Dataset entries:

★ ★ ★ ★

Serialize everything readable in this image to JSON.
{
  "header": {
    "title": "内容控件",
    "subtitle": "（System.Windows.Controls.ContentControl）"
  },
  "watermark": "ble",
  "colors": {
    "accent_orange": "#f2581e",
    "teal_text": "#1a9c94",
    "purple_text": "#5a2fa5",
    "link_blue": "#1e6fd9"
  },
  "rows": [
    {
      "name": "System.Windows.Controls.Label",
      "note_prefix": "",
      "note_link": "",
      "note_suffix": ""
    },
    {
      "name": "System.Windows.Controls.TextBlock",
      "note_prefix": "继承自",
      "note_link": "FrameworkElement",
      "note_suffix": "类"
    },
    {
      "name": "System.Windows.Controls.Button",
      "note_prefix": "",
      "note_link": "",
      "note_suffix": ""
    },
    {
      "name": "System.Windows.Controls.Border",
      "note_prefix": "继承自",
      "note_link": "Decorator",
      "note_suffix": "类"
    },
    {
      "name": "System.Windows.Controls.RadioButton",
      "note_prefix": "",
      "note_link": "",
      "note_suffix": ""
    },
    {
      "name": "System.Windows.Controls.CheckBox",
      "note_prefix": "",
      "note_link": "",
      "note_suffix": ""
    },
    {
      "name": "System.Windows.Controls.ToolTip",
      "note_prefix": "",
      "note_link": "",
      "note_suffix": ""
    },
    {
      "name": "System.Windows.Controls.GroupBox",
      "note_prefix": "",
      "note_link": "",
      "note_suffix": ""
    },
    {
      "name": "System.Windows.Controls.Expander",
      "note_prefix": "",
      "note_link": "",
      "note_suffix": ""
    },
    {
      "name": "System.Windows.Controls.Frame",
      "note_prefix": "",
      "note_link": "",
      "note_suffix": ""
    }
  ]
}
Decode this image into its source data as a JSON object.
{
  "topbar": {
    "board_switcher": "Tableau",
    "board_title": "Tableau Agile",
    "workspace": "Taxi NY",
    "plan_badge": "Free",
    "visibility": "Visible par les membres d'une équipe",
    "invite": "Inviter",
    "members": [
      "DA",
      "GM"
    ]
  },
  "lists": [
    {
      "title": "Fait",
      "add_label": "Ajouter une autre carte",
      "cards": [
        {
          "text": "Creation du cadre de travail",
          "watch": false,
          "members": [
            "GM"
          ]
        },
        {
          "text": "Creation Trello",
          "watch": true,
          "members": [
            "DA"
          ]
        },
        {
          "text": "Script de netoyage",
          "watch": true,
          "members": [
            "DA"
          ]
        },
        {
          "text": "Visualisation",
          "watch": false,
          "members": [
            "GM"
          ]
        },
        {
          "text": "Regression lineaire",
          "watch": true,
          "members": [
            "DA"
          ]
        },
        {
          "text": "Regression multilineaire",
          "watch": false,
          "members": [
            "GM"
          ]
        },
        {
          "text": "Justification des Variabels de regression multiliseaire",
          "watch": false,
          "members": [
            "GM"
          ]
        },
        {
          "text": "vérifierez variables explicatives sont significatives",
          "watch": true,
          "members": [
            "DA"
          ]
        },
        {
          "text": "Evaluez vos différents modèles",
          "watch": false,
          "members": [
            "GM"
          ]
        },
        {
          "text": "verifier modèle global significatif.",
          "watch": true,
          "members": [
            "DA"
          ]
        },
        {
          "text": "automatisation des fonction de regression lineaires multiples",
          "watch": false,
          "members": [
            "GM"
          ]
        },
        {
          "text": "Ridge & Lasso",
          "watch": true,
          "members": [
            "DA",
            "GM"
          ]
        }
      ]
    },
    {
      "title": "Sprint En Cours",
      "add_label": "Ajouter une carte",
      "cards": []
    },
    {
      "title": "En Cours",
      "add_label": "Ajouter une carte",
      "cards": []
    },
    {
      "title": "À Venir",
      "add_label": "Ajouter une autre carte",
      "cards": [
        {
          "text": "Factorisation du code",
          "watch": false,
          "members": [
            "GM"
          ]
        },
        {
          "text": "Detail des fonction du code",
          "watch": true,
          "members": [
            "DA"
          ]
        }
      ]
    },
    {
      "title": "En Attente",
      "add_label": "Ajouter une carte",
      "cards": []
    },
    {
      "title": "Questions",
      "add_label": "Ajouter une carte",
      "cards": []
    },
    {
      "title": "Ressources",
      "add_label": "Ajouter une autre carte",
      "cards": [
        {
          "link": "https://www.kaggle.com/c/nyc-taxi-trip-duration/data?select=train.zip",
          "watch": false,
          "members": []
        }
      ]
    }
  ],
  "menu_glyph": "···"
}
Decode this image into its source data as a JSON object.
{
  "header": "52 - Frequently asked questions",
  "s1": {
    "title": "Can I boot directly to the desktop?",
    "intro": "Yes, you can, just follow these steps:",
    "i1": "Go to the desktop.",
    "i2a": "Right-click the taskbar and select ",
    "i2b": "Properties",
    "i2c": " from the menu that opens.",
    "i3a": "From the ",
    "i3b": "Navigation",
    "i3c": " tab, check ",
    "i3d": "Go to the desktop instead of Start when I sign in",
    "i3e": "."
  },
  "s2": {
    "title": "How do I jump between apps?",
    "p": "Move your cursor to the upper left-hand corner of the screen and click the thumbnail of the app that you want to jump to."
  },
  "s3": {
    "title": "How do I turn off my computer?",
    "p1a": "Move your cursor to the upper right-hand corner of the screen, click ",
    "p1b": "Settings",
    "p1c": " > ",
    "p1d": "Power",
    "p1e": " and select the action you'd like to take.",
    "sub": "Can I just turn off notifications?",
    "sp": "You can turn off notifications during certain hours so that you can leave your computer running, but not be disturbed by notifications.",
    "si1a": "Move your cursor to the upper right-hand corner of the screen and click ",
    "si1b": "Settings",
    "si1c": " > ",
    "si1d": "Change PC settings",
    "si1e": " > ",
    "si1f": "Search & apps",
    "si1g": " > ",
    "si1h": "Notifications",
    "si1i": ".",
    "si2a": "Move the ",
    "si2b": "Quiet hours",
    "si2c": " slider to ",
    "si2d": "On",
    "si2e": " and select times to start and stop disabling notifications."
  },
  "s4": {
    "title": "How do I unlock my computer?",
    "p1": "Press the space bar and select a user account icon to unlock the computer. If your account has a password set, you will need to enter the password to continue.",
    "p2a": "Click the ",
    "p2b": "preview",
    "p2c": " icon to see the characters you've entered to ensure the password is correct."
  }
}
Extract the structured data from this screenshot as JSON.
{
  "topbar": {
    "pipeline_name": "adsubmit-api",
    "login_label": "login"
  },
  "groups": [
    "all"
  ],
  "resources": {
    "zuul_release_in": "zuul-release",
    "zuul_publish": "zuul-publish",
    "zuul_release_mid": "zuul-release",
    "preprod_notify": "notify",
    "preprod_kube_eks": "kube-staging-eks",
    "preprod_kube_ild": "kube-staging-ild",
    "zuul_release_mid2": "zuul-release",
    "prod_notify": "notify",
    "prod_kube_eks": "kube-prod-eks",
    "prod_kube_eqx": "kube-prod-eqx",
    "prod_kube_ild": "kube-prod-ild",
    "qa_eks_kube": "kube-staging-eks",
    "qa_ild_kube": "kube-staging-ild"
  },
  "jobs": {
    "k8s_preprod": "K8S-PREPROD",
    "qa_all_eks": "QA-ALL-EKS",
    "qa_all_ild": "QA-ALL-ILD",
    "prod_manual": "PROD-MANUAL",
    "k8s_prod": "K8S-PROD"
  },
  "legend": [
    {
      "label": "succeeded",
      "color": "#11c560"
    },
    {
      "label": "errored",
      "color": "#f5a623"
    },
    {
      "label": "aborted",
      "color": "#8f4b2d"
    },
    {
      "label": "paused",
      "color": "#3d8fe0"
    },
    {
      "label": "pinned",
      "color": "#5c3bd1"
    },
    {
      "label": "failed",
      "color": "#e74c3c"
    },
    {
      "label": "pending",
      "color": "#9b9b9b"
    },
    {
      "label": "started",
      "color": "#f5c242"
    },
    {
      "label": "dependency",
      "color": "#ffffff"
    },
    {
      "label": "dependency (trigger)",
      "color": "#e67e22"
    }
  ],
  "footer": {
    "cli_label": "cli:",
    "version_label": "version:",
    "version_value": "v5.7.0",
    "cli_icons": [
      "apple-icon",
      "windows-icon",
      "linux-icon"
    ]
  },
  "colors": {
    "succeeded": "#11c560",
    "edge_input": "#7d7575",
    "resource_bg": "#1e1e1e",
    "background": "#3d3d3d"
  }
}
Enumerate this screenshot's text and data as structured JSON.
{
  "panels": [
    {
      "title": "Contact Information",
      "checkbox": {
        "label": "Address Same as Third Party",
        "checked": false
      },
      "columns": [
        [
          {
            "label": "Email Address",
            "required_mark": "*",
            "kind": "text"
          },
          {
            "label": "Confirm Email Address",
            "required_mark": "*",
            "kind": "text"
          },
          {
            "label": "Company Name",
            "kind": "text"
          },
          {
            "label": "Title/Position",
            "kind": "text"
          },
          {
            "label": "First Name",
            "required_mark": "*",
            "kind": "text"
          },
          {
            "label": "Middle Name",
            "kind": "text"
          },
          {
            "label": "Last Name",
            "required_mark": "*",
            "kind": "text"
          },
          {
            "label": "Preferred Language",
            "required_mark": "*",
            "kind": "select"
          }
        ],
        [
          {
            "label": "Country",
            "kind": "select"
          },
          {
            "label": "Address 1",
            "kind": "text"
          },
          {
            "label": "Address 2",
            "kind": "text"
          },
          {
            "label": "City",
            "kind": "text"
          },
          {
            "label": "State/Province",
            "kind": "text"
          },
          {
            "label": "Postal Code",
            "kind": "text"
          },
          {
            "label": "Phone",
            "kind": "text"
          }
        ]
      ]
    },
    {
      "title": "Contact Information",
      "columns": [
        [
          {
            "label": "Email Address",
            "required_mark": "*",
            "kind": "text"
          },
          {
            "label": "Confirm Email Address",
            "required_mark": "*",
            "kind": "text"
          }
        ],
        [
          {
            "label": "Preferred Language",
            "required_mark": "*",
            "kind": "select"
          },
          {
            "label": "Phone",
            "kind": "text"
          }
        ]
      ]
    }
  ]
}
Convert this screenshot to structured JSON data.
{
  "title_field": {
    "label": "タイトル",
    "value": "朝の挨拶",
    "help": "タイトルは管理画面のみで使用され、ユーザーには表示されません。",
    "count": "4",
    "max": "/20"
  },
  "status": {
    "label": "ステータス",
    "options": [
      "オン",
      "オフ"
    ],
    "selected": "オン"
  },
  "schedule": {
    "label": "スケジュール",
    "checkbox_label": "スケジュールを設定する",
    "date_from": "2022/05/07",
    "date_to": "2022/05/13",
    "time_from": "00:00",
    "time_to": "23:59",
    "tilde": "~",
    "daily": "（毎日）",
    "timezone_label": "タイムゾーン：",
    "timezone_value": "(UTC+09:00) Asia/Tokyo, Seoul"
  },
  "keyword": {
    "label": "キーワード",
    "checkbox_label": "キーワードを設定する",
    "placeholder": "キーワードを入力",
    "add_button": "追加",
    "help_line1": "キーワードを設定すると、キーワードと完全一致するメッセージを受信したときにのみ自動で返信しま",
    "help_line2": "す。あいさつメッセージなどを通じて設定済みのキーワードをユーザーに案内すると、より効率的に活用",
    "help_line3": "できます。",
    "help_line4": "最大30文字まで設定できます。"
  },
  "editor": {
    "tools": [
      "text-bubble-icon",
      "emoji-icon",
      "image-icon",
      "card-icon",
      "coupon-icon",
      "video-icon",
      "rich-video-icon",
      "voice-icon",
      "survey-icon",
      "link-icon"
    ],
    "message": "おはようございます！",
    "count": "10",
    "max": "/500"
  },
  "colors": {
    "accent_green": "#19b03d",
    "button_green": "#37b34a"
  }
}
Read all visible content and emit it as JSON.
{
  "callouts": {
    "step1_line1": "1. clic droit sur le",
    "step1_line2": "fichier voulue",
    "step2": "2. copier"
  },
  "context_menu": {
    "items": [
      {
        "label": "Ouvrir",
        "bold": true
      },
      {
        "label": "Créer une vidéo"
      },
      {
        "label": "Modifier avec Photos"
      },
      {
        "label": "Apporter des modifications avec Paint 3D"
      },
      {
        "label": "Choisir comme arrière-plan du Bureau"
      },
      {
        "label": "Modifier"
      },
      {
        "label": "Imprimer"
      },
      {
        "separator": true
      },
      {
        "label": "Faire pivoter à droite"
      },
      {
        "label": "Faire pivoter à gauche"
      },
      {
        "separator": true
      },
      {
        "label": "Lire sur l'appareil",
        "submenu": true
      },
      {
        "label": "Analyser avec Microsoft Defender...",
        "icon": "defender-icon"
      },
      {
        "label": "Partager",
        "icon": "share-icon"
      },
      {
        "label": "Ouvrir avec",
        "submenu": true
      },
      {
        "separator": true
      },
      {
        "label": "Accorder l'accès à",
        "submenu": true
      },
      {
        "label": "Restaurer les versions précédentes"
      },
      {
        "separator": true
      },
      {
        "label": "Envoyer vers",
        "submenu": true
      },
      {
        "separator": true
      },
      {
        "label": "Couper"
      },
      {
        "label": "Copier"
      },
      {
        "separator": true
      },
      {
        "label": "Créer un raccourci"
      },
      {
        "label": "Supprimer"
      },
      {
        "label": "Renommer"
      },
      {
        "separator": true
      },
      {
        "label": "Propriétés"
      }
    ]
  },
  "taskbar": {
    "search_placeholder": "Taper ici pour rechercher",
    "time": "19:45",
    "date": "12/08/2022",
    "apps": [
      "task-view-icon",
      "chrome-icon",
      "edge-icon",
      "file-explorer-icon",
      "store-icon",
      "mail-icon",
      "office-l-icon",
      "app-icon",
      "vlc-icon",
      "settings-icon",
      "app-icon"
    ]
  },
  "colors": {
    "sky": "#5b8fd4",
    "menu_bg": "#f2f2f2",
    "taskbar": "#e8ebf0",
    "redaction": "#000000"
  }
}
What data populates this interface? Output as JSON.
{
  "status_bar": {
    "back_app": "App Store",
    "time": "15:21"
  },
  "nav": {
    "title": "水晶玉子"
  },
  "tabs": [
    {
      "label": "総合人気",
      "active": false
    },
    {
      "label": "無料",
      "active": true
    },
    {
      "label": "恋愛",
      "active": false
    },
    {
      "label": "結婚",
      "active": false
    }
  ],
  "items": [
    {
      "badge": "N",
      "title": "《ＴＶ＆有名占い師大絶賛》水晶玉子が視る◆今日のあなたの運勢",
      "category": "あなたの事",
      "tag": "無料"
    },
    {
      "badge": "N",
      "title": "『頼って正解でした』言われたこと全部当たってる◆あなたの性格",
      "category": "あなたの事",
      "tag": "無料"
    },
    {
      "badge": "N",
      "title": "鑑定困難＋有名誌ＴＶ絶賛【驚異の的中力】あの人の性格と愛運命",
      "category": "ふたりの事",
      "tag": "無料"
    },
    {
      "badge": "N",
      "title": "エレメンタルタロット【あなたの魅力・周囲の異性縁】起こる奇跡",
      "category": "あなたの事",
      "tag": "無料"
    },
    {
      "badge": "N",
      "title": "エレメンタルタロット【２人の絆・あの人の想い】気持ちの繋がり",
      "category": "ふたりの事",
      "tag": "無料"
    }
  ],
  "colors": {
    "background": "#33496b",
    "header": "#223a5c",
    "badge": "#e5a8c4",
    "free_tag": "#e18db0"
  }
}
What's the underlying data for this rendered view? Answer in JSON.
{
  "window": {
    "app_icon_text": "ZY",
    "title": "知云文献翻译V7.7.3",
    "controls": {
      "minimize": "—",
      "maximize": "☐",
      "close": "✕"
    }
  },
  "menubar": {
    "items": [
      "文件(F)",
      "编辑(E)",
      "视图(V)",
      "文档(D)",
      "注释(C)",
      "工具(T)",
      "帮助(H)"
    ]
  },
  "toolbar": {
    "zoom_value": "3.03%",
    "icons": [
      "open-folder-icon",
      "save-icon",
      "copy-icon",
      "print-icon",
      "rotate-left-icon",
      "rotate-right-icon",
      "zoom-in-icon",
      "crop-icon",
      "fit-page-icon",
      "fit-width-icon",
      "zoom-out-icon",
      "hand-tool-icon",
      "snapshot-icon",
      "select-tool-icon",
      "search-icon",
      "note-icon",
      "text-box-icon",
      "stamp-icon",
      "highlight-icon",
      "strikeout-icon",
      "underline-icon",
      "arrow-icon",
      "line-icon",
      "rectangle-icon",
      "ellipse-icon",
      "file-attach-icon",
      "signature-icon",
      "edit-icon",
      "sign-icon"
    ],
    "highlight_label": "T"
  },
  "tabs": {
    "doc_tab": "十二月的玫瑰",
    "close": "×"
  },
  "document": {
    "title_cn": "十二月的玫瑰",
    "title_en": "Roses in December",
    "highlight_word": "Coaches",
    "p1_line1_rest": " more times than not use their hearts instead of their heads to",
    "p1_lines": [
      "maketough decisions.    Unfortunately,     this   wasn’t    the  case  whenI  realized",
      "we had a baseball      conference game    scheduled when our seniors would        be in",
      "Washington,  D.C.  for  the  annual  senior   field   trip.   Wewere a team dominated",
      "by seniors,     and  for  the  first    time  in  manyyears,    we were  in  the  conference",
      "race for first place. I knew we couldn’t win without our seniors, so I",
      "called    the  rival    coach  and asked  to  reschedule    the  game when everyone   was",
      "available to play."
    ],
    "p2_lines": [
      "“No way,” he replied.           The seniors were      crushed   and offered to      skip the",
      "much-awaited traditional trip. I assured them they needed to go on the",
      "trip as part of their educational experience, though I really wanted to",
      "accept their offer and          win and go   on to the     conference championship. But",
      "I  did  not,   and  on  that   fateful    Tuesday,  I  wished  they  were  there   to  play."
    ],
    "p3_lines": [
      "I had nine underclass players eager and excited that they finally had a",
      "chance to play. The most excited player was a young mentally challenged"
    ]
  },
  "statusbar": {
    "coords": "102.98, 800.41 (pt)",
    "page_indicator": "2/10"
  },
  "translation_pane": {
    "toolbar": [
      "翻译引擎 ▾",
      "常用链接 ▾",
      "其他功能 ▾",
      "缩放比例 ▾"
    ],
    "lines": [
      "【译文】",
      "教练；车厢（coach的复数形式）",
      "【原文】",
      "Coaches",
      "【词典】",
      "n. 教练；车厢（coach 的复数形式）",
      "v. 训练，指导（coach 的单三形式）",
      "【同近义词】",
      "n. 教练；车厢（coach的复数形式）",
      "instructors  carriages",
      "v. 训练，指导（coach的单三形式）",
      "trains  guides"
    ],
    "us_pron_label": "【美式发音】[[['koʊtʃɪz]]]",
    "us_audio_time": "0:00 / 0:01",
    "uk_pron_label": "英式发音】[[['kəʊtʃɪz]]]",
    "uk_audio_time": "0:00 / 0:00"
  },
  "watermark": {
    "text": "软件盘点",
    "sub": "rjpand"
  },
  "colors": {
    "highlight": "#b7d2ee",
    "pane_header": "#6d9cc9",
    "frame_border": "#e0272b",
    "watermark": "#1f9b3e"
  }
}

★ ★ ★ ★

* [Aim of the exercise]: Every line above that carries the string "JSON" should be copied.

* [Completed exercise]:
Serialize everything readable in this image to JSON.
Decode this image into its source data as a JSON object.
Decode this image into its source data as a JSON object.
Extract the structured data from this screenshot as JSON.
Enumerate this screenshot's text and data as structured JSON.
Convert this screenshot to structured JSON data.
Read all visible content and emit it as JSON.
What data populates this interface? Output as JSON.
What's the underlying data for this rendered view? Answer in JSON.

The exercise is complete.